What you are asked to do - In the material below, find each line that contains the word "randomart" and copy it.

Records for the task -
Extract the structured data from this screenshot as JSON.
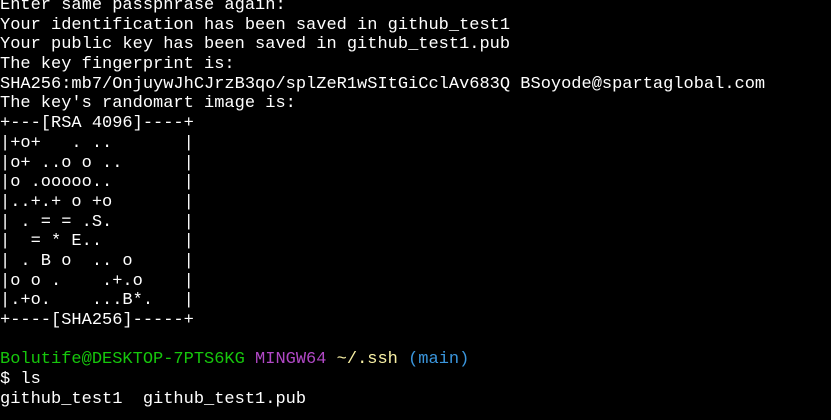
{
  "terminal": {
    "colors": {
      "background": "#000000",
      "text": "#ffffff",
      "user_host": "#16c60c",
      "env": "#b148c6",
      "path": "#f9f1a5",
      "branch": "#3a96dd"
    },
    "output_lines": [
      "Enter same passphrase again:",
      "Your identification has been saved in github_test1",
      "Your public key has been saved in github_test1.pub",
      "The key fingerprint is:",
      "SHA256:mb7/OnjuywJhCJrzB3qo/splZeR1wSItGiCclAv683Q BSoyode@spartaglobal.com",
      "The key's randomart image is:"
    ],
    "randomart": [
      "+---[RSA 4096]----+",
      "|+o+   . ..       |",
      "|o+ ..o o ..      |",
      "|o .ooooo..       |",
      "|..+.+ o +o       |",
      "| . = = .S.       |",
      "|  = * E..        |",
      "| . B o  .. o     |",
      "|o o .    .+.o    |",
      "|.+o.    ...B*.   |",
      "+----[SHA256]-----+"
    ],
    "prompt": {
      "user_host": "Bolutife@DESKTOP-7PTS6KG",
      "env": "MINGW64",
      "path": "~/.ssh",
      "branch": "(main)"
    },
    "command": "$ ls",
    "ls_output": "github_test1  github_test1.pub"
  }
}
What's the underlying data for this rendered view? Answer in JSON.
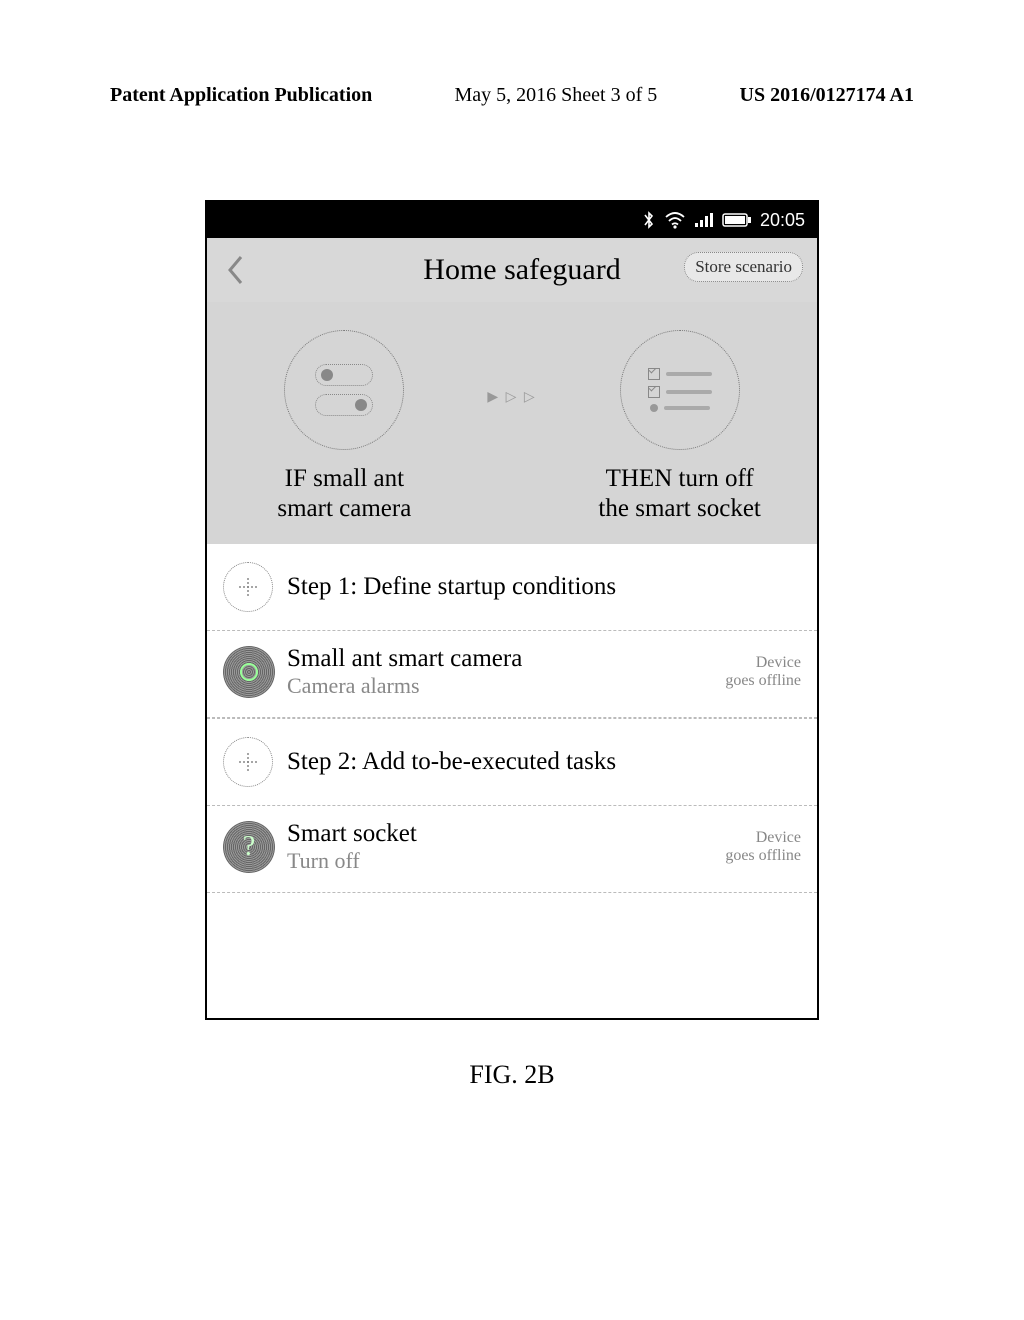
{
  "page_header": {
    "left": "Patent Application Publication",
    "center": "May 5, 2016  Sheet 3 of 5",
    "right": "US 2016/0127174 A1"
  },
  "status_bar": {
    "time": "20:05"
  },
  "title_bar": {
    "title": "Home safeguard",
    "store_button": "Store scenario"
  },
  "scenario": {
    "if_label": "IF small ant\nsmart camera",
    "then_label": "THEN turn off\nthe smart socket"
  },
  "step1": {
    "title": "Step 1: Define startup conditions",
    "device_title": "Small ant smart camera",
    "device_sub": "Camera alarms",
    "device_status": "Device\ngoes offline"
  },
  "step2": {
    "title": "Step 2: Add to-be-executed tasks",
    "device_title": "Smart socket",
    "device_sub": "Turn off",
    "device_status": "Device\ngoes offline"
  },
  "caption": "FIG. 2B"
}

Result for this exercise -
      "The key's randomart image is:"
    "randomart": [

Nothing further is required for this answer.